Natural gas for December delivery fell to a new 52-week low of $2.19 early Friday as traders come to grips with a warmer start to the traditional heating season and a near-record amount of natural gas in the nation’s stockpiles.
As of last Friday, U.S. stockpiles totaled 3.877 trillion cubic feet, just 52 billion cubic feet below the all-time high at the traditional October 31 end of the storage injection season. If the week ending Friday ends with the same injection amount as the prior week (63 billion cubic feet), a new record will be set.
Dry gas production in the lower 48 states has averaged about 73.5 billion cubic feet per day this summer, according to a report from RBN Energy. That’s about 3.1 billion cubic feet per day more than a year ago, but still better than the 5 billion cubic feet per day production increase posted in January 2015. What caused the slowdown? According to RBN Energy:
But output flattened through the first half of summer as low prices prompted producers to scale back drilling activity and curtail well completions while they waited for drilling service cost reductions and additional takeaway capacity out of the Marcellus/Utica region.
On the demand side, natural gas demand from industrial plants and commercial/residential customers has fallen by a combined 600 million cubic feet per day. Yet, demand from electric power plants has risen by 3.7 billion cubic feet per day. There are, however, a couple of additional wrinkles.
First, the amount of gas injections this past summer averaged about 1 billion cubic feet per day below last summer’s injections, lowering the total injection this summer by almost 219 billion cubic feet. Second, the 2015 summer injection season began with 600 billion cubic feet more in storage than at the beginning of 2014 injections.
What does this mean for producers? The Henry Hub futures contract for November closed on October 28 at $2.033 per million BTUs (1 million BTUs is approximately equal to 1 thousand cubic feet). That’s the lowest November settlement price in 17 years, according to RBN Energy.

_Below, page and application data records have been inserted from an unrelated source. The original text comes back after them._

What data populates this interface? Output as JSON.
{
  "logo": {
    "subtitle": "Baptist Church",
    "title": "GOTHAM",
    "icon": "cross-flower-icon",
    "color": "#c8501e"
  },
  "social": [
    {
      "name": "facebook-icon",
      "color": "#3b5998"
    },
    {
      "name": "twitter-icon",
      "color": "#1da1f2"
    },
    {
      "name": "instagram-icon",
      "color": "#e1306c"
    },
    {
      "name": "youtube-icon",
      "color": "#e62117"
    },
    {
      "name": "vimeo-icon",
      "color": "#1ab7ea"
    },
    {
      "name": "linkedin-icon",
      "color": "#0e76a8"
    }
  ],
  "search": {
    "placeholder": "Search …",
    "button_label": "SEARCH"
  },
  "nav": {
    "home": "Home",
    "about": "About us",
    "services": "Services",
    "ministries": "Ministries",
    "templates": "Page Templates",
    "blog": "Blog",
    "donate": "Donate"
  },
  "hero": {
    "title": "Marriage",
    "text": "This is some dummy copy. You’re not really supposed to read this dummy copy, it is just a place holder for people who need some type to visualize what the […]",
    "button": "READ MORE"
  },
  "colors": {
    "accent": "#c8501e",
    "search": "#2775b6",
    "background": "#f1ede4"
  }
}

And going forward? The January futures contract was priced at more than $3.40 per million BTUs in May and has dropped to around $2.50 recently.